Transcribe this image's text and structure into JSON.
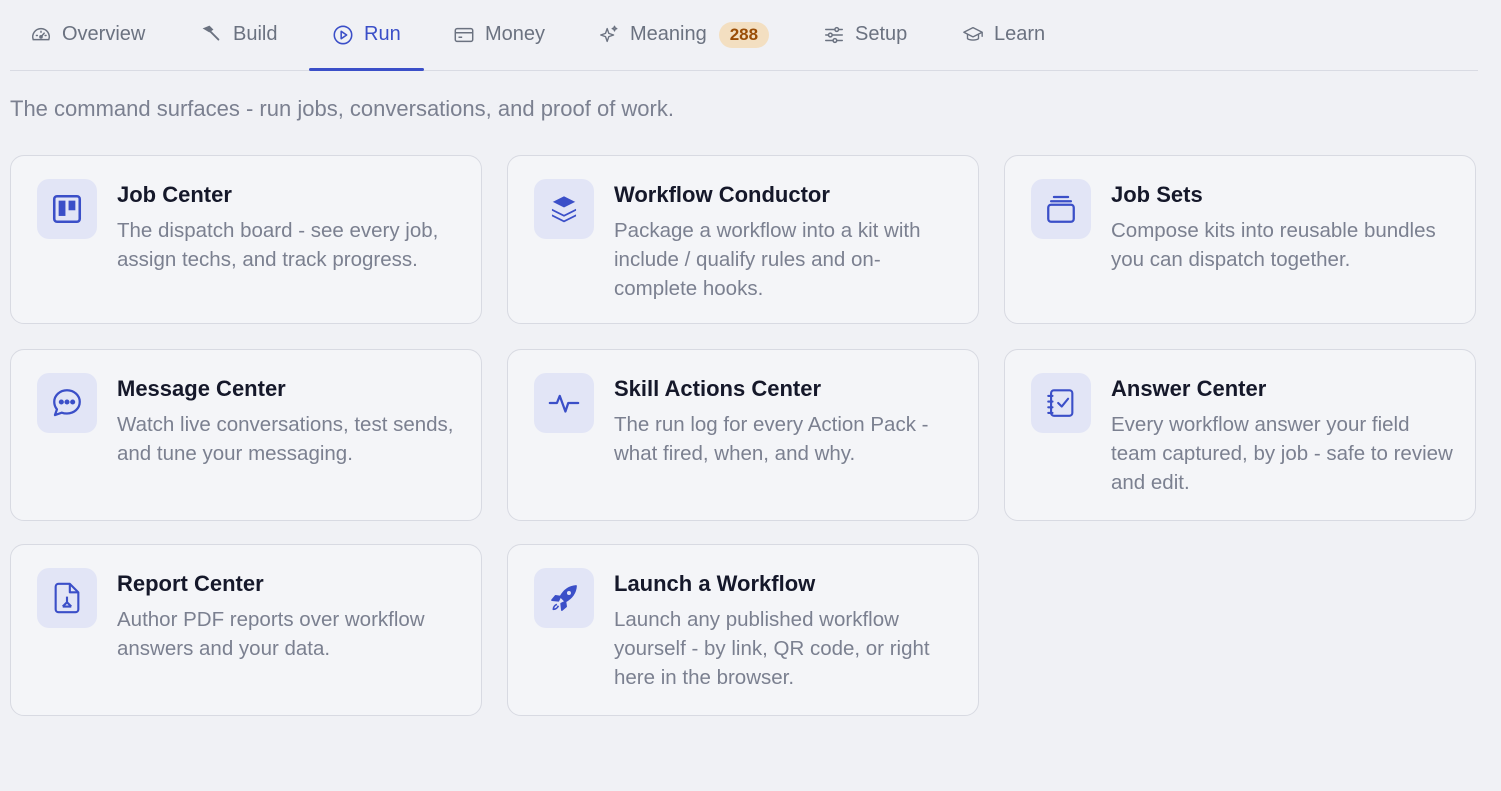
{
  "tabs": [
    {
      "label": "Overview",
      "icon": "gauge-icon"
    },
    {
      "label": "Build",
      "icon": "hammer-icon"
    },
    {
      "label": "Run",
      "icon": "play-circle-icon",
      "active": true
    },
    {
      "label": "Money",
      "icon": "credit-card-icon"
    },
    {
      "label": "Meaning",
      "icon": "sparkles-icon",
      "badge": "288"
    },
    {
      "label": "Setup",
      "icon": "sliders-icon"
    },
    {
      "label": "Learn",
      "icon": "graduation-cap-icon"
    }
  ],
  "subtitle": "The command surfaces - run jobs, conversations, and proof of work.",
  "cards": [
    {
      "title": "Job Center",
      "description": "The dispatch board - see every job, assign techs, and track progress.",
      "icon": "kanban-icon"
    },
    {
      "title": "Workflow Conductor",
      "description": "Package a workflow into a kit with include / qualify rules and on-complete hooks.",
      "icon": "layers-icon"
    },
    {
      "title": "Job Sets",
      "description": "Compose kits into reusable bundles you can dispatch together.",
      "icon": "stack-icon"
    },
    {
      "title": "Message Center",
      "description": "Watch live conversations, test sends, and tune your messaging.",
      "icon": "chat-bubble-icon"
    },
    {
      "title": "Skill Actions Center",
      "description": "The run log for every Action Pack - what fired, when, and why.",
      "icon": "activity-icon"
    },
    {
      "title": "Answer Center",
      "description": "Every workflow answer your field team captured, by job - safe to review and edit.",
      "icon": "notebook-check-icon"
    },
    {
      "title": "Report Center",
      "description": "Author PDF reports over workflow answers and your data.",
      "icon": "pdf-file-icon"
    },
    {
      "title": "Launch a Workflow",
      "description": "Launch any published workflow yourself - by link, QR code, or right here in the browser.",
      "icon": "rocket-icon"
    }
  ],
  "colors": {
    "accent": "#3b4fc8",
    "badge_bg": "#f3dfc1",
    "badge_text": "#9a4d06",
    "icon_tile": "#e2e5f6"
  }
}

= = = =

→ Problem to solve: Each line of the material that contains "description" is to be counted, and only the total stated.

→ Expected answer: 8